PROBLEM REQUIREMENTS –
Practice item. Set the material below down again exactly, with no pictures.

EXTRACTED ENTRIES –

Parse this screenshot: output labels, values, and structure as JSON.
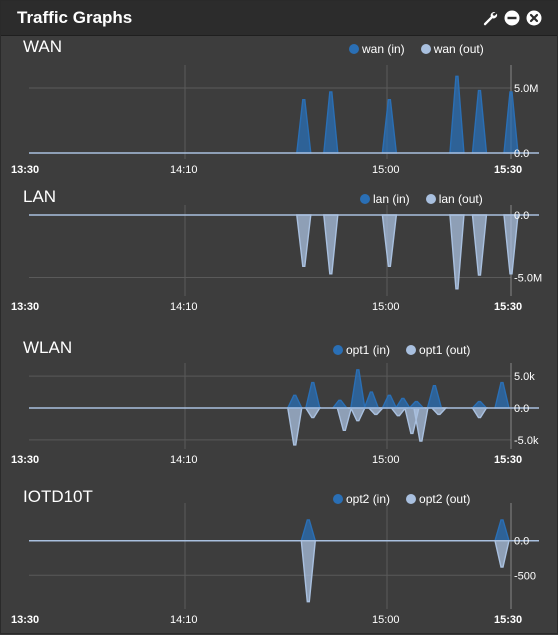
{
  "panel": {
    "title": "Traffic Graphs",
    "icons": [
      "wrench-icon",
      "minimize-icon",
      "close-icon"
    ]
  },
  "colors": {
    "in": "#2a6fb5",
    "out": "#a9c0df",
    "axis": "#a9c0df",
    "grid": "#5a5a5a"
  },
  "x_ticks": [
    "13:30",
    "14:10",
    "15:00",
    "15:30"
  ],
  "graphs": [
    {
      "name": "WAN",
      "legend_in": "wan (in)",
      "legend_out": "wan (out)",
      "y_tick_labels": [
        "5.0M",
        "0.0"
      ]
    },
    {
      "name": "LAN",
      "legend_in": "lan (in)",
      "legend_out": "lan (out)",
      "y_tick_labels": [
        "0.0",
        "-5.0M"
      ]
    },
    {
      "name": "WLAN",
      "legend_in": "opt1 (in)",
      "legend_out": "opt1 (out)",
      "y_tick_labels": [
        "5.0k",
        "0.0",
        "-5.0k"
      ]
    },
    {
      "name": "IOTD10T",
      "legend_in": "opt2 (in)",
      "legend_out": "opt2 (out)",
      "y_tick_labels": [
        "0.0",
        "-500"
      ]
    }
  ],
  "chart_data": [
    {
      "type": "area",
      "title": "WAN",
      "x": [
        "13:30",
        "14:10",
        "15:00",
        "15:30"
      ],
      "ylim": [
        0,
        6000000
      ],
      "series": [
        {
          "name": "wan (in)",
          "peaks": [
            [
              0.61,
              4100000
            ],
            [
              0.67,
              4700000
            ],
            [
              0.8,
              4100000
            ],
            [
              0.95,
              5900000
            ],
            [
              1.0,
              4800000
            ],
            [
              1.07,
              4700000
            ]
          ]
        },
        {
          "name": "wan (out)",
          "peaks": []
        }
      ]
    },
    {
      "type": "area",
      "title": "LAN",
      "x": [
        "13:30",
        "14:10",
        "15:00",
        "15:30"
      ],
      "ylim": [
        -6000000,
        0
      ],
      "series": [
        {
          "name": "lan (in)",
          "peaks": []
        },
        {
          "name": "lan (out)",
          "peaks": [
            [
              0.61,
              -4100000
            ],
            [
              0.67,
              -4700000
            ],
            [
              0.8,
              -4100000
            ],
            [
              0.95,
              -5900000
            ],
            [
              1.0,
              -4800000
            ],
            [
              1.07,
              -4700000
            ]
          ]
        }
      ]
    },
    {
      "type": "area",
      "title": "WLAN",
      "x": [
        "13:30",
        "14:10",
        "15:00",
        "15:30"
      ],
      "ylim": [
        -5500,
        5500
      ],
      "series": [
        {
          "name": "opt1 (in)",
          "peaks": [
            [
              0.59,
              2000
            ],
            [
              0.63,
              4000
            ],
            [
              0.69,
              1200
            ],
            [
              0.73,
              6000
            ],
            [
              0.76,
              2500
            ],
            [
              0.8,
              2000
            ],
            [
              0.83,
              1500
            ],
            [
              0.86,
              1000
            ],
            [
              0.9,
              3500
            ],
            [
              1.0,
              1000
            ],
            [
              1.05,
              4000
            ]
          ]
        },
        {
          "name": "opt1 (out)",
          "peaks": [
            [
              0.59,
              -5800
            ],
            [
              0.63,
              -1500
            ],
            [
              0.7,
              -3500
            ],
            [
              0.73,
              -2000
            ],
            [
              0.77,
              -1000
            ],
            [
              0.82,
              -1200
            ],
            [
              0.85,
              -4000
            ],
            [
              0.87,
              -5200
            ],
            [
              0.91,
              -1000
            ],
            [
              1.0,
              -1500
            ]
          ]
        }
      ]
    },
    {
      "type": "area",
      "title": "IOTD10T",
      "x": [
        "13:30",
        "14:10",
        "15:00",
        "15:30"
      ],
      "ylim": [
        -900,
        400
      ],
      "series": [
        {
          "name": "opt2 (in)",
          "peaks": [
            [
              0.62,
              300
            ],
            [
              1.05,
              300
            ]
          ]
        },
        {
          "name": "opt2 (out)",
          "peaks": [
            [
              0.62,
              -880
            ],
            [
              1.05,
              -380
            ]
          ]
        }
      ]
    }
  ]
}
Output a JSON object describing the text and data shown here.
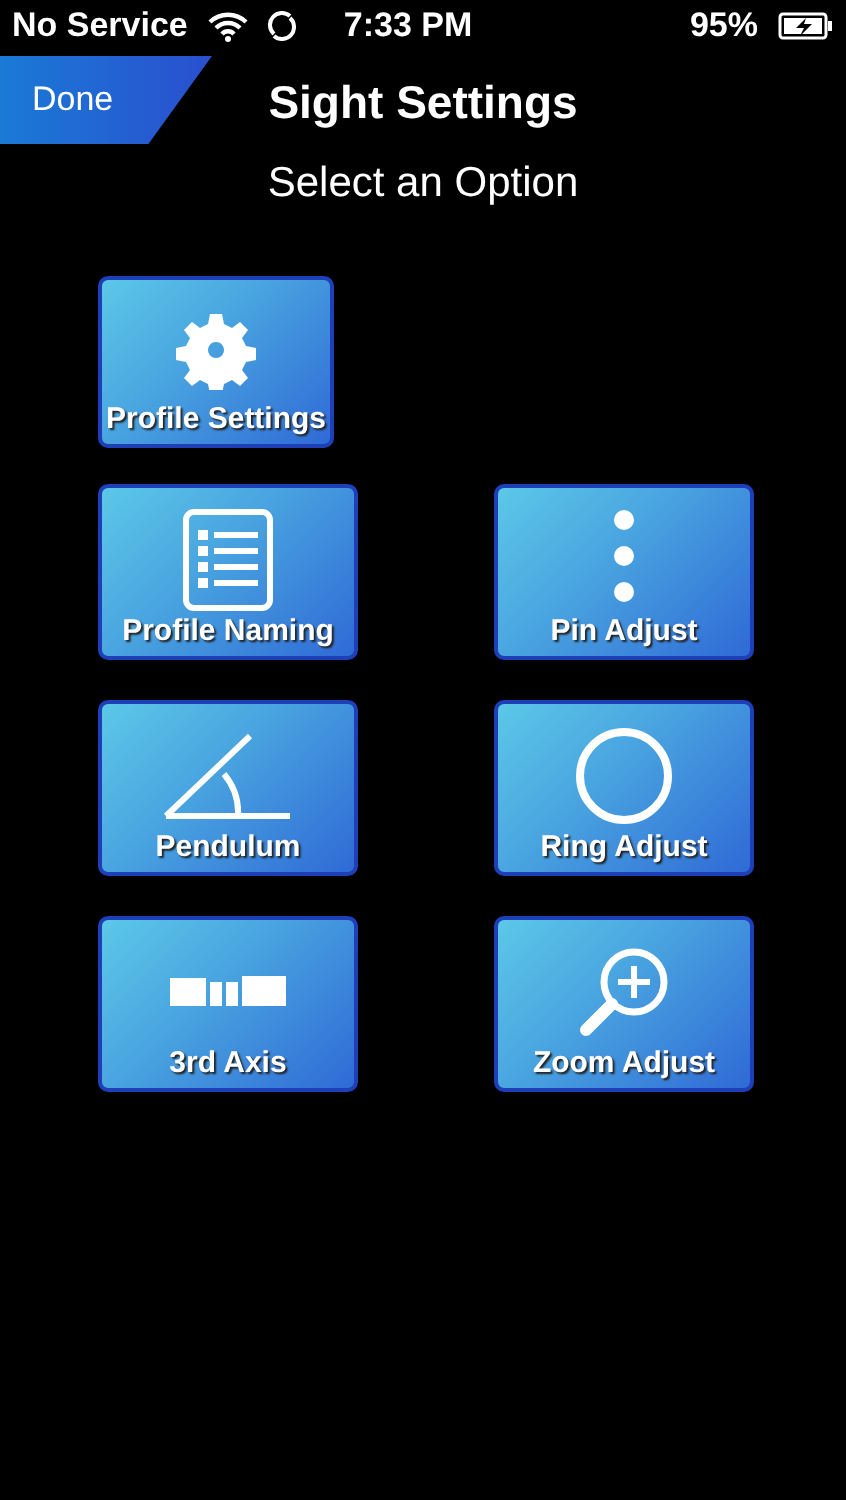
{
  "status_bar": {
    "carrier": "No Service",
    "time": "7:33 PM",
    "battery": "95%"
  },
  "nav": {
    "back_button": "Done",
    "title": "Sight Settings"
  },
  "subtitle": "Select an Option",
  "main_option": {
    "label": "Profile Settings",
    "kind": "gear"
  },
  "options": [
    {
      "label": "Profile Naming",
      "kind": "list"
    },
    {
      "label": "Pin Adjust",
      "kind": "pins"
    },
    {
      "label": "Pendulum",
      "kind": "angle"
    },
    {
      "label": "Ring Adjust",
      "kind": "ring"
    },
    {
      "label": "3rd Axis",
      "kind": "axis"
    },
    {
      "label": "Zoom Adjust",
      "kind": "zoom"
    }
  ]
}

WRITTEN SOLUTION –
Parse this screenshot: output labels, values, and structure as JSON.
{
  "panel": {
    "title": "Traffic Graphs",
    "icons": [
      "wrench-icon",
      "minimize-icon",
      "close-icon"
    ]
  },
  "colors": {
    "in": "#2a6fb5",
    "out": "#a9c0df",
    "axis": "#a9c0df",
    "grid": "#5a5a5a"
  },
  "x_ticks": [
    "13:30",
    "14:10",
    "15:00",
    "15:30"
  ],
  "graphs": [
    {
      "name": "WAN",
      "legend_in": "wan (in)",
      "legend_out": "wan (out)",
      "y_tick_labels": [
        "5.0M",
        "0.0"
      ]
    },
    {
      "name": "LAN",
      "legend_in": "lan (in)",
      "legend_out": "lan (out)",
      "y_tick_labels": [
        "0.0",
        "-5.0M"
      ]
    },
    {
      "name": "WLAN",
      "legend_in": "opt1 (in)",
      "legend_out": "opt1 (out)",
      "y_tick_labels": [
        "5.0k",
        "0.0",
        "-5.0k"
      ]
    },
    {
      "name": "IOTD10T",
      "legend_in": "opt2 (in)",
      "legend_out": "opt2 (out)",
      "y_tick_labels": [
        "0.0",
        "-500"
      ]
    }
  ],
  "chart_data": [
    {
      "type": "area",
      "title": "WAN",
      "x": [
        "13:30",
        "14:10",
        "15:00",
        "15:30"
      ],
      "ylim": [
        0,
        6000000
      ],
      "series": [
        {
          "name": "wan (in)",
          "peaks": [
            [
              0.61,
              4100000
            ],
            [
              0.67,
              4700000
            ],
            [
              0.8,
              4100000
            ],
            [
              0.95,
              5900000
            ],
            [
              1.0,
              4800000
            ],
            [
              1.07,
              4700000
            ]
          ]
        },
        {
          "name": "wan (out)",
          "peaks": []
        }
      ]
    },
    {
      "type": "area",
      "title": "LAN",
      "x": [
        "13:30",
        "14:10",
        "15:00",
        "15:30"
      ],
      "ylim": [
        -6000000,
        0
      ],
      "series": [
        {
          "name": "lan (in)",
          "peaks": []
        },
        {
          "name": "lan (out)",
          "peaks": [
            [
              0.61,
              -4100000
            ],
            [
              0.67,
              -4700000
            ],
            [
              0.8,
              -4100000
            ],
            [
              0.95,
              -5900000
            ],
            [
              1.0,
              -4800000
            ],
            [
              1.07,
              -4700000
            ]
          ]
        }
      ]
    },
    {
      "type": "area",
      "title": "WLAN",
      "x": [
        "13:30",
        "14:10",
        "15:00",
        "15:30"
      ],
      "ylim": [
        -5500,
        5500
      ],
      "series": [
        {
          "name": "opt1 (in)",
          "peaks": [
            [
              0.59,
              2000
            ],
            [
              0.63,
              4000
            ],
            [
              0.69,
              1200
            ],
            [
              0.73,
              6000
            ],
            [
              0.76,
              2500
            ],
            [
              0.8,
              2000
            ],
            [
              0.83,
              1500
            ],
            [
              0.86,
              1000
            ],
            [
              0.9,
              3500
            ],
            [
              1.0,
              1000
            ],
            [
              1.05,
              4000
            ]
          ]
        },
        {
          "name": "opt1 (out)",
          "peaks": [
            [
              0.59,
              -5800
            ],
            [
              0.63,
              -1500
            ],
            [
              0.7,
              -3500
            ],
            [
              0.73,
              -2000
            ],
            [
              0.77,
              -1000
            ],
            [
              0.82,
              -1200
            ],
            [
              0.85,
              -4000
            ],
            [
              0.87,
              -5200
            ],
            [
              0.91,
              -1000
            ],
            [
              1.0,
              -1500
            ]
          ]
        }
      ]
    },
    {
      "type": "area",
      "title": "IOTD10T",
      "x": [
        "13:30",
        "14:10",
        "15:00",
        "15:30"
      ],
      "ylim": [
        -900,
        400
      ],
      "series": [
        {
          "name": "opt2 (in)",
          "peaks": [
            [
              0.62,
              300
            ],
            [
              1.05,
              300
            ]
          ]
        },
        {
          "name": "opt2 (out)",
          "peaks": [
            [
              0.62,
              -880
            ],
            [
              1.05,
              -380
            ]
          ]
        }
      ]
    }
  ]
}
Output a JSON object describing the text and data shown here.
{
  "status_bar": {
    "carrier": "No Service",
    "time": "7:33 PM",
    "battery": "95%"
  },
  "nav": {
    "back_button": "Done",
    "title": "Sight Settings"
  },
  "subtitle": "Select an Option",
  "main_option": {
    "label": "Profile Settings",
    "kind": "gear"
  },
  "options": [
    {
      "label": "Profile Naming",
      "kind": "list"
    },
    {
      "label": "Pin Adjust",
      "kind": "pins"
    },
    {
      "label": "Pendulum",
      "kind": "angle"
    },
    {
      "label": "Ring Adjust",
      "kind": "ring"
    },
    {
      "label": "3rd Axis",
      "kind": "axis"
    },
    {
      "label": "Zoom Adjust",
      "kind": "zoom"
    }
  ]
}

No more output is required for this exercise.